Student-centric advice and objective recommendations
Higher education has never been more confusing or expensive. Our goal is to help you navigate the very big decisions related to higher ed with objective information and expert advice. Each piece of content on the site is original, based on extensive research, and reviewed by multiple editors, including a subject matter expert. This ensures that all of our content is up-to-date, useful, accurate, and thorough.
Our reviews and recommendations are based on extensive research, testing, and feedback. We may receive commission from links on our website, but that doesn’t affect our editors’ opinions. Our marketing partners don’t review, approve or endorse our editorial content. It’s accurate to the best of our knowledge when posted. You can find a complete list of our partners here.
What is a 529 Plan?
A 529 plan is a savings plan that helps students and parents save for educational expenses. The big benefit of the 529 plan is that there are tax benefits for contributions, and withdrawals are not subject to federal income tax or (usually) state income taxes.
So, your 529 plan grows with these benefits and the earned interest is tax-free! The longer that your money is in a 529 plan, the more opportunity it has to grow. This means that you will have more money to pay for education! 529 plans are sponsored by individual states, state agencies, and educational institutions.
Related: How much to save for college
What can a 529 plan be used for?
529 plans pay for “qualified educational expenses,” including tuition, room, board, mandatory fees, and even computers or software (if required). Qualified expenses occur in the context of college, elementary, or secondary schools. Vocational and trade schools are also included, as well as costs related to homeschooling. Additionally, thanks to the SECURE Act, 529 plans now pay for student loans.
Recommended: Nitro $2,000 Scholarship for Parents
Are there different types of 529 plans?
There are two types of 529 plans:
- Prepaid Tuition Plans
- Educational Savings Plans
Let’s get into the differences between these two types:
Prepaid Tuition Plans vs. Educational Savings Plans
The first type of 529 plan, the Prepaid Tuition Plan, allows students and families to purchase “units or credits” at specific colleges. This means that you are locking in tuition and other fees at their current rate. This matters because even if tuition climbs up (which it generally does), you will only pay the current price. Most of the time, this Prepaid Tuition Plan is for public, in-state colleges and universities. Therefore, it is only available to residents of a particular state. Note that this option does not allow you to pay for room and board, or pay for elementary or secondary school tuition. The biggest risk of this option is if you don’t wind up attending one of the participating institutions. This can result in a situation where your Prepaid Tuition Plan does not cover the cost of attendance.

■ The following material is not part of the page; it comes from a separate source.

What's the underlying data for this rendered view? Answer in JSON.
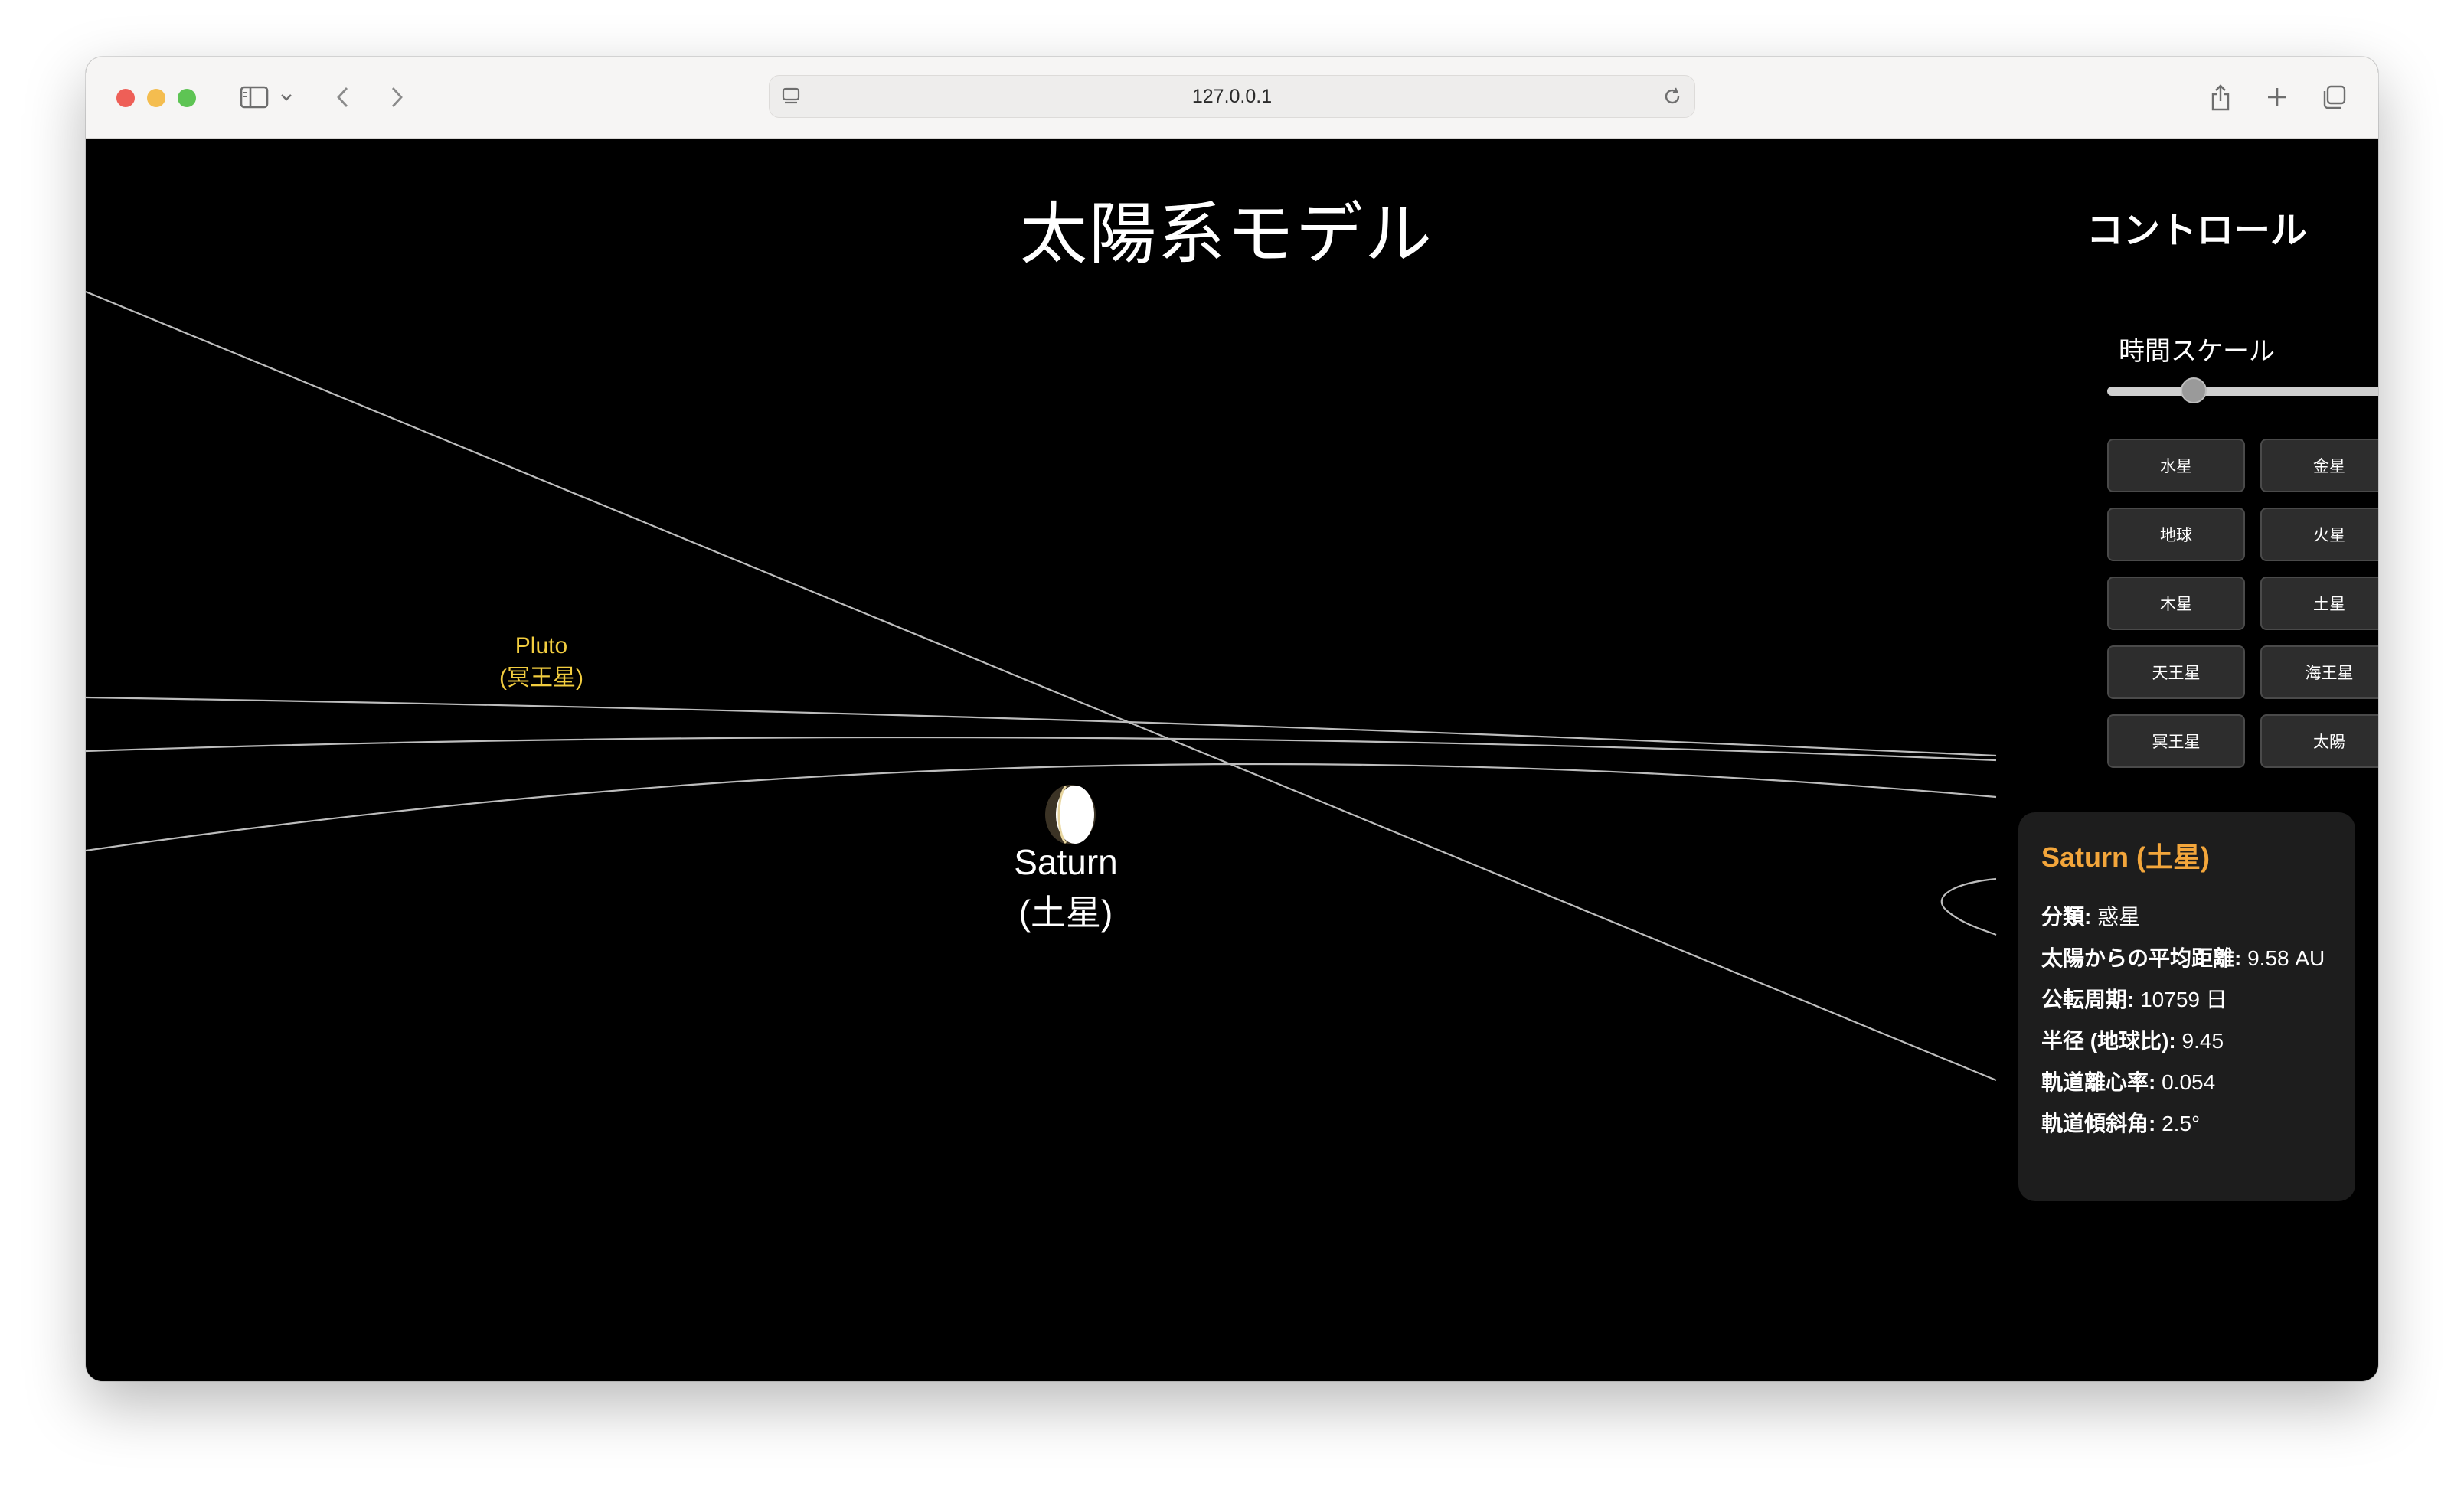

An Educational Savings Plan is a more traditional investment account for tuition, mandatory fees, and room and board. To save with the Educational Savings Plan, an individual can choose from a number of investment options from banks and other investment companies. The risk/reward of the Educational Savings Plan is that you invest in assets such as mutual funds or exchange-traded funds that can go up or down.
Do all states offer a 529 plan option?
According to the U.S. Securities and Exchange Commission: “all fifty states and the District of Columbia sponsor at least one type of 529 plan. In addition, a group of private colleges and universities sponsor a prepaid tuition plan.” This means that regardless of where you live, you can take advantage of this savings option!
Can a 529 plan impact need-based financial aid?
Yes, a 529 plan can impact need-based financial aid for students. However, this will vary from college to college. It can also vary based on the amount of money in the account and the owner of the account. For more information on how to maximize your 529 savings without reducing your financial aid, check out our article.
529 plan tax benefits
You might be wondering what the exact tax benefits are which the 529 plan offers. There are two levels of tax breaks – federal, and in some cases, state breaks.
For federal tax breaks, your capital gains and withdrawals will not be taxed. That means that you won’t pay any federal tax on the interest that grows in the account, as long as you spend it on approved educational expenses. You’ll still pay taxes on the initial income that you place into the account, but the growth, which would usually face substantial taxes, goes untaxed.
State tax breaks vary on a case-by-case basis. Some states offer a tax deduction for 529 plan contributions. That means you’ll be able to deduct your contributions from your taxes, potentially earning a refund or a reduced balance at the end of the year.
Related: 529 plan rules
What happens if my child doesn’t attend college?
If the account beneficiary doesn’t end up attending an approved educational institution, you can change the beneficiary to another family member without incurring any penalty. You also have the option to withdraw your funds and use them for whatever you’d like. But keep in mind, if you do this, you’ll have to pay taxes on all of the capital gains, and pay a 10% charge on top of that.
When should I start a 529 plan?
It’s never too early to start a 529 plan! If you’ve got even a small bit of income to put aside monthly, consider starting a 529 plan for your child. Remember, the longer the money stays in the account, the more it grows. So, if you start saving early, you’ll thank yourself later. If plans change and your child doesn’t end up attending college, you can transfer the account to another name, or withdraw it for other expenses, with a penalty.